Reading the records below, find how many lines include the word "грид" and give that number alone.

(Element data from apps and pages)
********
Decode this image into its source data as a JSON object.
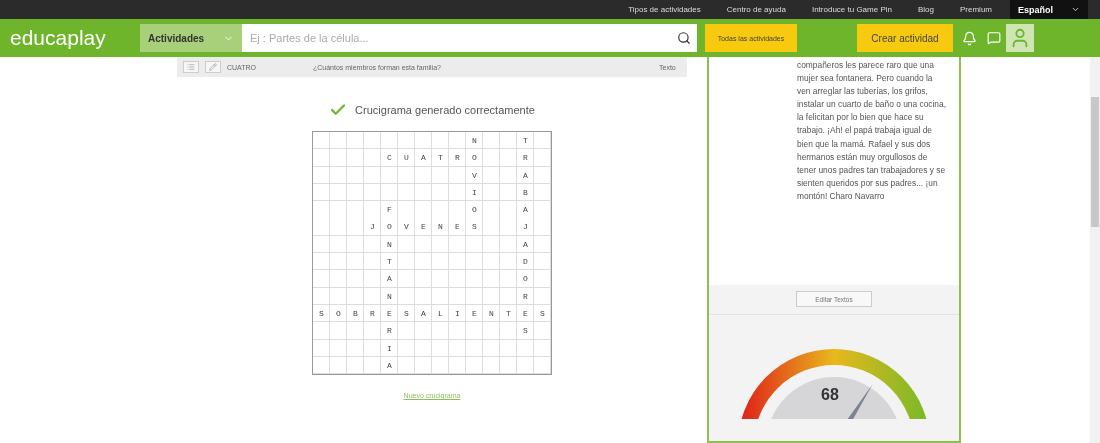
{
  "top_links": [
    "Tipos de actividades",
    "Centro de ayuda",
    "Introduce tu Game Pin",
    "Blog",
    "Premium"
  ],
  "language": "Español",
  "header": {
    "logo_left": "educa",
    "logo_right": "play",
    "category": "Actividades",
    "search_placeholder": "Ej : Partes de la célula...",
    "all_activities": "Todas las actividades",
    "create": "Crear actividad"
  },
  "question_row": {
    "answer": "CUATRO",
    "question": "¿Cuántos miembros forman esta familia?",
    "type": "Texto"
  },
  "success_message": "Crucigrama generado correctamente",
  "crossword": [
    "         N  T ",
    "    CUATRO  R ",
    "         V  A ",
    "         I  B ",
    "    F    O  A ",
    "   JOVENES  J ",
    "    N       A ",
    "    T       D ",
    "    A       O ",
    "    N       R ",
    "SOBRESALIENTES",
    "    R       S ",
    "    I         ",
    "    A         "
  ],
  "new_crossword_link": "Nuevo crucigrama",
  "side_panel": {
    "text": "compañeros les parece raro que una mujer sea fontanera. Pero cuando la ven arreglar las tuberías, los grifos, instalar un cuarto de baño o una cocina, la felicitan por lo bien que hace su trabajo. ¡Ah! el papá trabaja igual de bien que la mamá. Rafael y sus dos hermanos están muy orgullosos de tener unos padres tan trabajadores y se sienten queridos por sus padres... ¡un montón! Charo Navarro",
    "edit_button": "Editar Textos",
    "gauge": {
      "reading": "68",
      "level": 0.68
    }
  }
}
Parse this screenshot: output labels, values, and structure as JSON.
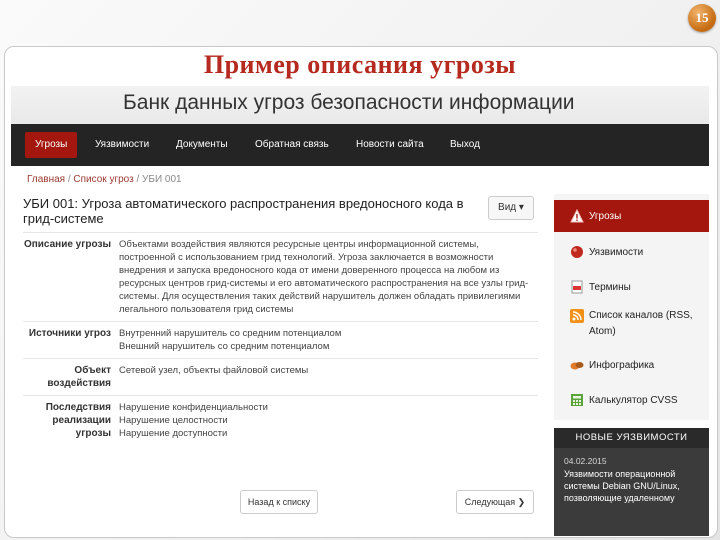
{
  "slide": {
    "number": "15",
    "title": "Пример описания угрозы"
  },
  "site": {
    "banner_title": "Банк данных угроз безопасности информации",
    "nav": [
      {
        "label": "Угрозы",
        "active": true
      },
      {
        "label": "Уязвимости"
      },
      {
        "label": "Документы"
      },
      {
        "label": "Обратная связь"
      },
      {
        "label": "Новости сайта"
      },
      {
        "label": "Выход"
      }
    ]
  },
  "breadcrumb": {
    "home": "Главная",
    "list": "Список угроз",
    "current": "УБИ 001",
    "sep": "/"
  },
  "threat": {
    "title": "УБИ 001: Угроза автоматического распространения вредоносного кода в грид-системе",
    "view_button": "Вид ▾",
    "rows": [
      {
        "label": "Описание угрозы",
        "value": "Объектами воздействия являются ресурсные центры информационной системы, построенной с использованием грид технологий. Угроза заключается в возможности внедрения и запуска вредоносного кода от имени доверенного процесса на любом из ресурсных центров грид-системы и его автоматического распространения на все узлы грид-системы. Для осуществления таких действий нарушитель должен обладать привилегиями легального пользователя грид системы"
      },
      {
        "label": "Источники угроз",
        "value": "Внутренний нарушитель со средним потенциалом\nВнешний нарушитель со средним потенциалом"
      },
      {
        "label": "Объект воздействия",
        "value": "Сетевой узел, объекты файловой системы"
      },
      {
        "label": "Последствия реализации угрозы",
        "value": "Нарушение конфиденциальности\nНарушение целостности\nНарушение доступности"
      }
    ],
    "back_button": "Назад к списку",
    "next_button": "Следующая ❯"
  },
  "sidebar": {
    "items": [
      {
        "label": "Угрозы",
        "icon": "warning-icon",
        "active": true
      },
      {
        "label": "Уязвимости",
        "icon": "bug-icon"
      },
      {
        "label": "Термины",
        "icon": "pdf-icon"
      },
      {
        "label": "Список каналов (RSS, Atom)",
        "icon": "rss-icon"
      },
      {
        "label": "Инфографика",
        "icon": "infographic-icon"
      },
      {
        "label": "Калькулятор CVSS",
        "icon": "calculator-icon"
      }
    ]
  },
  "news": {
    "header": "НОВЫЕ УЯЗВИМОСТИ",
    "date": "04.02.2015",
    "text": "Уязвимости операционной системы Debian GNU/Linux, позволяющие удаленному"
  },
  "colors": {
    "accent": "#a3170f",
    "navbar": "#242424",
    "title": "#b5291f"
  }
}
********
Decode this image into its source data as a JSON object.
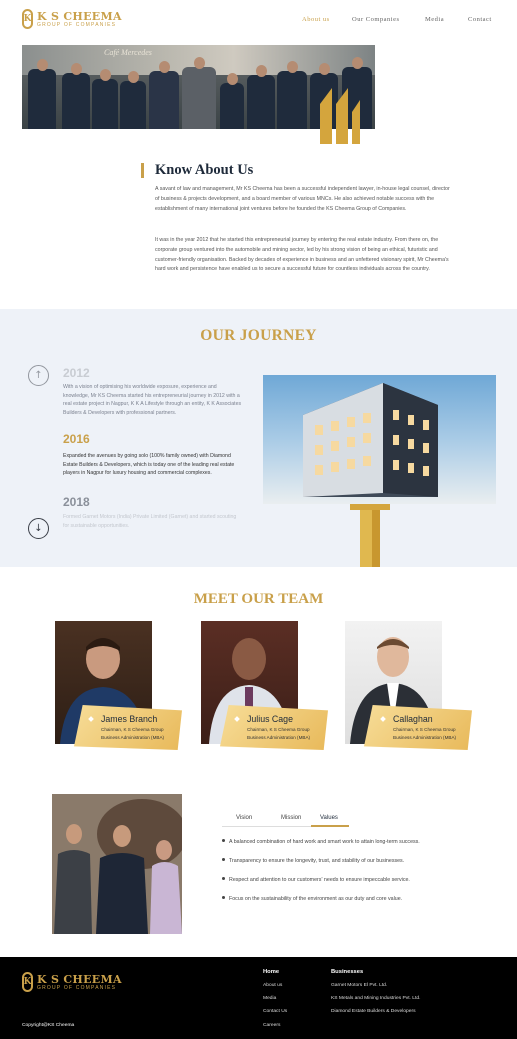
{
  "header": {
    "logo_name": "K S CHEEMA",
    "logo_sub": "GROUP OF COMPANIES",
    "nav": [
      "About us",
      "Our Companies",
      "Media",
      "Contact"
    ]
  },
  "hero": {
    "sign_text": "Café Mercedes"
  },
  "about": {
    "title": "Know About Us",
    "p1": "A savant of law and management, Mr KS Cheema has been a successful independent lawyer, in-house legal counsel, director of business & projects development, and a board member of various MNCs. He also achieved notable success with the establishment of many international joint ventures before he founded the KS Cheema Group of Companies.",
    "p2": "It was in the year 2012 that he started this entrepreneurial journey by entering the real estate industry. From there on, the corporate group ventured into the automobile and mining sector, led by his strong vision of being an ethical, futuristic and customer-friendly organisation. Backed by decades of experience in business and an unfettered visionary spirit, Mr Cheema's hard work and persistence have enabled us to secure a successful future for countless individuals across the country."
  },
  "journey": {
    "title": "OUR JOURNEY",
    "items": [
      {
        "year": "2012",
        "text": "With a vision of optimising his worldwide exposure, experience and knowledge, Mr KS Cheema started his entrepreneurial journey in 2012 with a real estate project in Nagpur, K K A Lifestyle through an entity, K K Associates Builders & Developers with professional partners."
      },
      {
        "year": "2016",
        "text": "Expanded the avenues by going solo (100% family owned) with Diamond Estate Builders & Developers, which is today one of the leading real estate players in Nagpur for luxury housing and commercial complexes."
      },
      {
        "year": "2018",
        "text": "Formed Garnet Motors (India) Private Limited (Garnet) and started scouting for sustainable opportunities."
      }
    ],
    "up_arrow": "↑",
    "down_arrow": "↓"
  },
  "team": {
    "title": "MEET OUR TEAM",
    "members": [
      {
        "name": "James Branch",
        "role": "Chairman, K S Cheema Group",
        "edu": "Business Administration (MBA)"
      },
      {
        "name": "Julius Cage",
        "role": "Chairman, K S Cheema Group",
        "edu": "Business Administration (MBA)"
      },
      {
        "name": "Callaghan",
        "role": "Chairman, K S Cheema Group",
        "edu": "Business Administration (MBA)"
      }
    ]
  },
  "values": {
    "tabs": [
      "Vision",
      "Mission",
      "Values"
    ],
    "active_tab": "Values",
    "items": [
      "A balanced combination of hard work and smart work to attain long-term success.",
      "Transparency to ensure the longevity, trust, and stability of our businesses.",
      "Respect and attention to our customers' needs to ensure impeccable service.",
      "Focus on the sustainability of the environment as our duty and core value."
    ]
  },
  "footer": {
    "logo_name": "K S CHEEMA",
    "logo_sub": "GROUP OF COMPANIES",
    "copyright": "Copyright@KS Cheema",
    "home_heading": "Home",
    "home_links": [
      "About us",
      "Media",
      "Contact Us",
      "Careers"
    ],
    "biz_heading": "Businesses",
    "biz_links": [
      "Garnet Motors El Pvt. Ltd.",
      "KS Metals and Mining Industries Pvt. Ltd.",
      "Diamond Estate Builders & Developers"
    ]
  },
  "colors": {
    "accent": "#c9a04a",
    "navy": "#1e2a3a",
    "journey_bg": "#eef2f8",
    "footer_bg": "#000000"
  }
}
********
_WRITTEN ANSWER_: 2